I have fit two different functions (f1,f2) to some data. These functions have different forms (see below), in that they have different numbers of parameters. But the data is the same - the number of predictor/dependent variables is the same.

\( f1 = \frac{1}{1 + exp((V-V_{2h})/k_h)} \)

\( f2 = y_0 + A_0 (\frac{B_0}{1 + exp((V-V_{0})/k_0)} + \frac{1+B_0}{1 + exp((V-V_{1})/k_1)}) \)

Here, V is the dependent variable (/predictor). All other occurences are parameters that are fit by a least squares method. f1 is a sigmoid with 2 parameters, f2 is a double sigmoid with 7 parameters. :yup:

I obtain a R2 for each fit; one is \(R^2_{f1}=0.99975\) and one is \(R^2_{f2}=0.995\).

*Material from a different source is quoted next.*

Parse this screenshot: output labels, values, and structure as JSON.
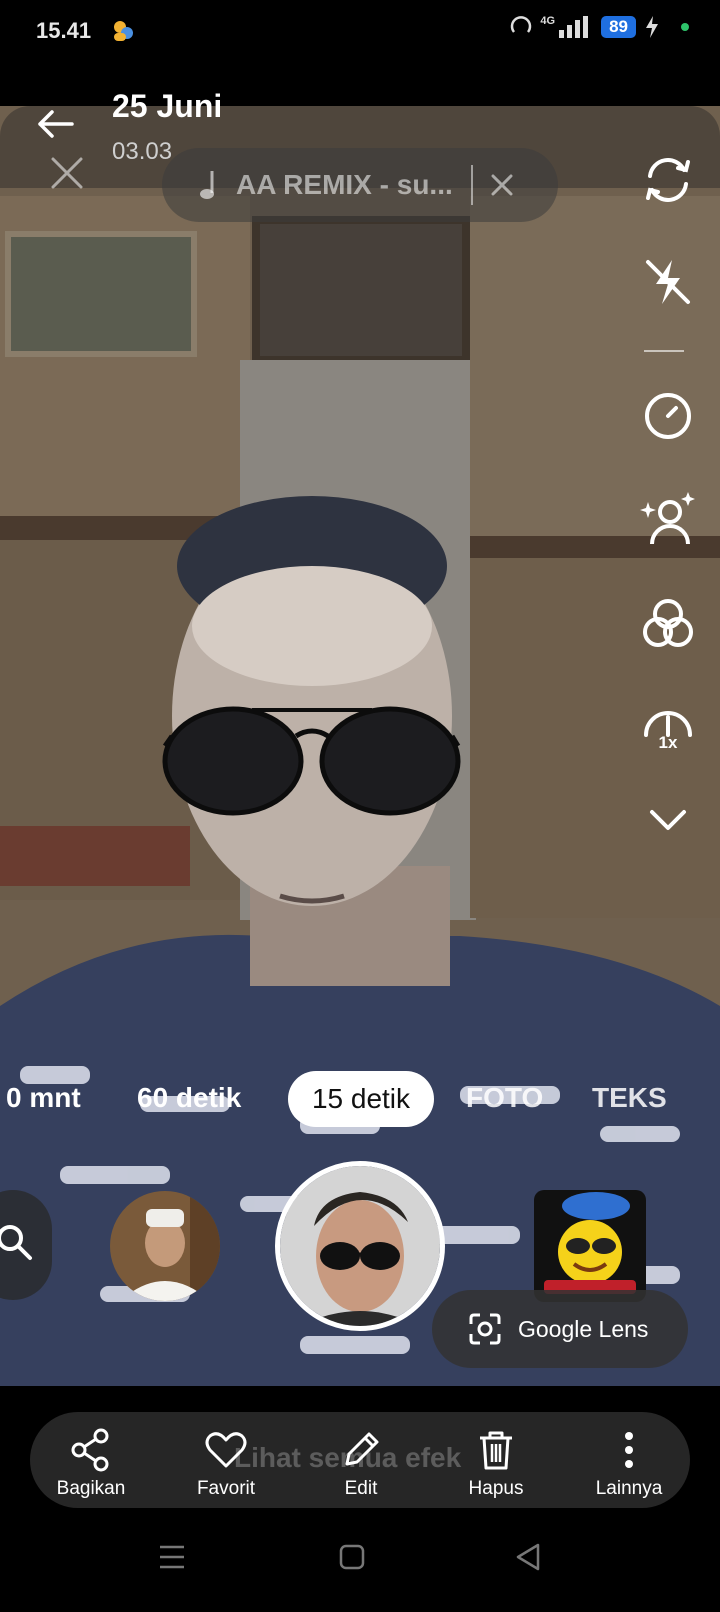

*I want to know which function the data fits best, i.e. is one of these R2 statistically greater than the other? Seemingly they are almost indistinguishable, but in other cases they may differ more (e.g. R2=0.95 vs 0.9). Can I do a test that tells me which function I should use? Ultimately, this is what I want to know. Whether this is decided by the R2 value or not doesn't matter (in fact I may be wrong thinking that this is what I should use).*If I am using the Rsquare to determine which function (f1 or f2) to use, I have done some reading and think I need to do something as in the following webpage:

http://www.analytictech.com/ba762/handouts/comparersquares.htm

Basically, for regression analysis you can determine whether two different R2 generated from two different regression models (typically with different numbers of predictor variables) are statistically different by calculating the F statistic. Say we have two models m1 and m2, then you can calculate the F stat:

\(

F = \frac{(R^2_{m1} - R^2_{m2})/(df_{m1} - df_{m2})}{R^2_{m2}/(n-df_{m2})}

\)

where \(df_{m1}\) and \(df_{m2}\) are the number of predictor variables in the model and \(R^2\) are the rsquareds for each of the models (m1 and m2). You obviously cannot use this analysis if the number of predictor variables is the same in the two models.

My problem is that I have the same number of predictor variables for my functions f1 and f2. The difference between the functions f1 and f2 is the number of parameters (to be fit) is different. Do I put \(df_{m1}\) and \(df_{m2}\) as the number of parameters that are used in the functions (2 and 7, respectively)?

Any help on this would be really appreciated!

Thanks,

MG :wave: